Yokota Air Base, an airlift hub in western Tokyo, and Kadena Air Base, a premier fighter base on Okinawa, still have legacy systems in place, according to a Friday email from Air Force Maj. Tom Barger, a spokesman for U.S. Forces Japan.

“The process has started and significant progress made,” he said. “It is just not yet fully complete.”

The replacement process thus far has taken more than three years and was delayed by the COVID-19 pandemic, Barger said.

The U.S. will soon begin replacing PFAS foam at three Army installations on Okinawa where petroleum, oil and lubricants are stored, according to USFJ’s release. The work should be finished in fiscal year 2024.

The command identified those sites as tank farms at Chimuwan, Kuwae and White Beach. The systems are already deactivated, and water-based systems will eventually replace the foam, USFJ said.

PFAS — manmade per-and polyfluoroalkyl substances — is used to make coatings and products that resist heat, oil, stains, grease and water, according to the Centers for Disease Control and Prevention.

Studies show an increased risk of cancer and other adverse health effects from exposure to these substances, according to the U.S. Environmental Protection Agency. A major U.S. manufacturer, 3M, announced Dec. 20 it will stop using PFAS by the end of 2025.

PFAS detected in water in and around bases in Japan frequently puts Japanese authorities at odds with the U.S. military. The chemicals have turned up in wastewater treatment plants on military bases and in local streams or groundwater near Misawa Air Base, Naval Air Facility Atsugi, Yokota Air Base and Marine Corps Air Station Futenma.

In some cases, the link between a nearby U.S. base and water tainted by PFAS chemicals is not certain. In others, there is a direct tie to an on-base leak.

In January 2022, a cracked pipe at a hardened aircraft shelter at Misawa released water through a fire-suppression system where the foam was previously kept. The air base and Japanese authorities tracked PFAS in wastewater on the base until they were satisfied no further measures were required.

On Sept. 23, heavy rain at NAF Atsugi caused a hangar control panel to malfunction, resulting in the release of PFAS into a small stream that runs through the base, Japanese officials in Kanagawa prefecture reported at the time.

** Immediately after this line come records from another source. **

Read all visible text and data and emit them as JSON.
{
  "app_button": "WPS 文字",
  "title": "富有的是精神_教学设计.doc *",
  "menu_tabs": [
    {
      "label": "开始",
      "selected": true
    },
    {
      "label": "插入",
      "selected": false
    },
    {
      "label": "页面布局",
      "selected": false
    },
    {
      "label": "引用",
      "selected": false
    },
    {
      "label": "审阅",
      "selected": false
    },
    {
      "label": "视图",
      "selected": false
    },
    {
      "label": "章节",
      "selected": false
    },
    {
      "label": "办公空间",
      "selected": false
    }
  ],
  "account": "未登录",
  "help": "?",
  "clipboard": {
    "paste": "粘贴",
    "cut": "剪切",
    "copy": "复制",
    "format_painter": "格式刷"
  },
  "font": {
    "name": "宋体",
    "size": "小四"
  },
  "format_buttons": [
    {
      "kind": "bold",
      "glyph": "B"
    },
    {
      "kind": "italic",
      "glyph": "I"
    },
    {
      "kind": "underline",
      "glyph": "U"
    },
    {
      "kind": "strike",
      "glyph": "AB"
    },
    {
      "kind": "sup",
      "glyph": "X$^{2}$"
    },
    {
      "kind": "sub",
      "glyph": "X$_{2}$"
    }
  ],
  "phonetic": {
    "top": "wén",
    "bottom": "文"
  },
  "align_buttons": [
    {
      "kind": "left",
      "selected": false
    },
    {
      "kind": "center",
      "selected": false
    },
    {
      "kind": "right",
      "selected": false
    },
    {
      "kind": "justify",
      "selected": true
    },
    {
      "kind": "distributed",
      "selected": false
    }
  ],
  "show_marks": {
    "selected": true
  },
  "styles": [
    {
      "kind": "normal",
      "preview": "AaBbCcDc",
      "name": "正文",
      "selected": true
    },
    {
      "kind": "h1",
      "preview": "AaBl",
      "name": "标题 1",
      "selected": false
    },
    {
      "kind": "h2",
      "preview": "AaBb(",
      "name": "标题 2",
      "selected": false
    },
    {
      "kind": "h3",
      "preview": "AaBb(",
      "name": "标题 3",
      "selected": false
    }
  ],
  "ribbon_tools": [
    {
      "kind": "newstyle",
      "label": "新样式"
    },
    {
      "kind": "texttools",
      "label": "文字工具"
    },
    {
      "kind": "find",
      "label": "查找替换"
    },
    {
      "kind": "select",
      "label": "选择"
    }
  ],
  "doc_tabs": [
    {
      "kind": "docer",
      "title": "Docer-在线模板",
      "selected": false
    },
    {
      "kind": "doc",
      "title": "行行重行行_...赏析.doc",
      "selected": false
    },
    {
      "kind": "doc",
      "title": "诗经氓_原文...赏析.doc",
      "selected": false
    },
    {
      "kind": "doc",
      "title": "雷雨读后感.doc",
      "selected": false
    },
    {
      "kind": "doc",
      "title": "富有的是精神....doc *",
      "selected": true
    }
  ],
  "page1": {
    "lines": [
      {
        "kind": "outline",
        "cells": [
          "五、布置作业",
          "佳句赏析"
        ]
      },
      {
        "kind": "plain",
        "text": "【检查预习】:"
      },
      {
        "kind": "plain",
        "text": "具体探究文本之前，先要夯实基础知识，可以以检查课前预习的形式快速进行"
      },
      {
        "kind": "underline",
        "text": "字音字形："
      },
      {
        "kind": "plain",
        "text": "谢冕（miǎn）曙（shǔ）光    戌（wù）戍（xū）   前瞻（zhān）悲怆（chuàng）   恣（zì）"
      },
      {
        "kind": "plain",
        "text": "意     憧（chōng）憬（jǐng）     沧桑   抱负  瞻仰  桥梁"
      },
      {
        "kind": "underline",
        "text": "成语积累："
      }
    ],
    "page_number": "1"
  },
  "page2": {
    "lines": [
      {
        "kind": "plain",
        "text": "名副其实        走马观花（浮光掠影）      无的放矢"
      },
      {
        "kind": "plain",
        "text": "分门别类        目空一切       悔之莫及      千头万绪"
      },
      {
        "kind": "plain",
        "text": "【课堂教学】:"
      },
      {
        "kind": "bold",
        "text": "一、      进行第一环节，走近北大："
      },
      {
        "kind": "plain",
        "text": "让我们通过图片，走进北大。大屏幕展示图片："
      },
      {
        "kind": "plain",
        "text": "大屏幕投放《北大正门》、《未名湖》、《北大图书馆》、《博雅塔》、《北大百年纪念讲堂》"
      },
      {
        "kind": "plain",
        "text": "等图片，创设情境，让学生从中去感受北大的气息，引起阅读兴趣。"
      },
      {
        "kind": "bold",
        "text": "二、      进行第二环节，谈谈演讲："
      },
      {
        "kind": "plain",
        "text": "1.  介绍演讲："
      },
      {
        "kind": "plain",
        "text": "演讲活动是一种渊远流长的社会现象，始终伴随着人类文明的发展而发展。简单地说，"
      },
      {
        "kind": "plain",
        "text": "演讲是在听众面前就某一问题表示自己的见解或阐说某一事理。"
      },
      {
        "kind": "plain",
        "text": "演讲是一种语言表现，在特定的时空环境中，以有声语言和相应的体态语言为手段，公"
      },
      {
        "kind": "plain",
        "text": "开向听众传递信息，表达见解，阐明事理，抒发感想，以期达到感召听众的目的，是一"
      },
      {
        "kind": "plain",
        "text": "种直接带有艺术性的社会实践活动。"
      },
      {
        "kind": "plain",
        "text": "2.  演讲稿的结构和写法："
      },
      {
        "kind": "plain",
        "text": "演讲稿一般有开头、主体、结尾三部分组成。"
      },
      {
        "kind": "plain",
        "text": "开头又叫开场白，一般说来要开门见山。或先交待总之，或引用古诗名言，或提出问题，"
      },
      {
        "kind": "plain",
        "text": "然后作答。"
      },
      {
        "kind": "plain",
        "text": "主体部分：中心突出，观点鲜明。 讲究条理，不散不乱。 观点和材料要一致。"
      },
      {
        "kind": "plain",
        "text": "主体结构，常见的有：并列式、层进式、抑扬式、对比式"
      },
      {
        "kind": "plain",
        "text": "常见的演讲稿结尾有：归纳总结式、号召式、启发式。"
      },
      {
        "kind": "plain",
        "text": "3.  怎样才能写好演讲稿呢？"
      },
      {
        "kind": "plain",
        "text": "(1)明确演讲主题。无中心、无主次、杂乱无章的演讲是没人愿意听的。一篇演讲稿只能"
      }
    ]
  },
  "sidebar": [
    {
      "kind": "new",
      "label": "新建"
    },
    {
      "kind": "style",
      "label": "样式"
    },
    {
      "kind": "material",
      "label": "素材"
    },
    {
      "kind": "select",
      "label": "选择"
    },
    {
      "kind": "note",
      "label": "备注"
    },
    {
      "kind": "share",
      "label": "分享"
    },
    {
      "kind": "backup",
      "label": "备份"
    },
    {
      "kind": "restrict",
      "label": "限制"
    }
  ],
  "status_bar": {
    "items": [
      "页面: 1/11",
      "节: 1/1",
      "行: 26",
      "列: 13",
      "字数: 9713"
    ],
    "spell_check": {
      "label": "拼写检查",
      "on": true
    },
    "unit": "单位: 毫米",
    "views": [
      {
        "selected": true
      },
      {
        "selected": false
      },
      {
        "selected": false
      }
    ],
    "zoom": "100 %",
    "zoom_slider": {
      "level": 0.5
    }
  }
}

On Sept. 29, Yokosuka Naval Base detected high concentrations of PFOA in its industrial wastewater, according to Yokosuka city authorities at the time. The Navy also found high levels of the chemical in the base wastewater in May.

At Yokosuka and Atsugi, the Navy removed the toxic firefighting foam and some equipment containing it after the contamination was discovered.

The Marine Corps removed its PFAS-based firefighting foam in 2021 after a spill at MCAS Futenma in 2019.

Yokota, where USFJ is headquartered, plans to remove its toxic firefighting foam “over the next few years,” base spokesman 1st Lt. Danny Rangel told Stars and Stripes in February.

The Japan Self-Defense Forces is also replacing the toxic foam at its facilities at Misawa, NAF Atsugi and Marine Corps Air Station Iwakuni, south of Hiroshima, according to the release.

author picture
Joseph Ditzler is a Marine Corps veteran and the Pacific editor for Stars and Stripes. He’s a native of Pennsylvania and has written for newspapers and websites in Alaska, California, Florida, New Mexico, Oregon and Pennsylvania. He studied journalism at Penn State and international relations at the University of Oklahoma.

Sign Up for Daily Headlines

Sign up to receive a daily email of today's top military news stories from Stars and Stripes and top news outlets from around the world.

Sign Up Now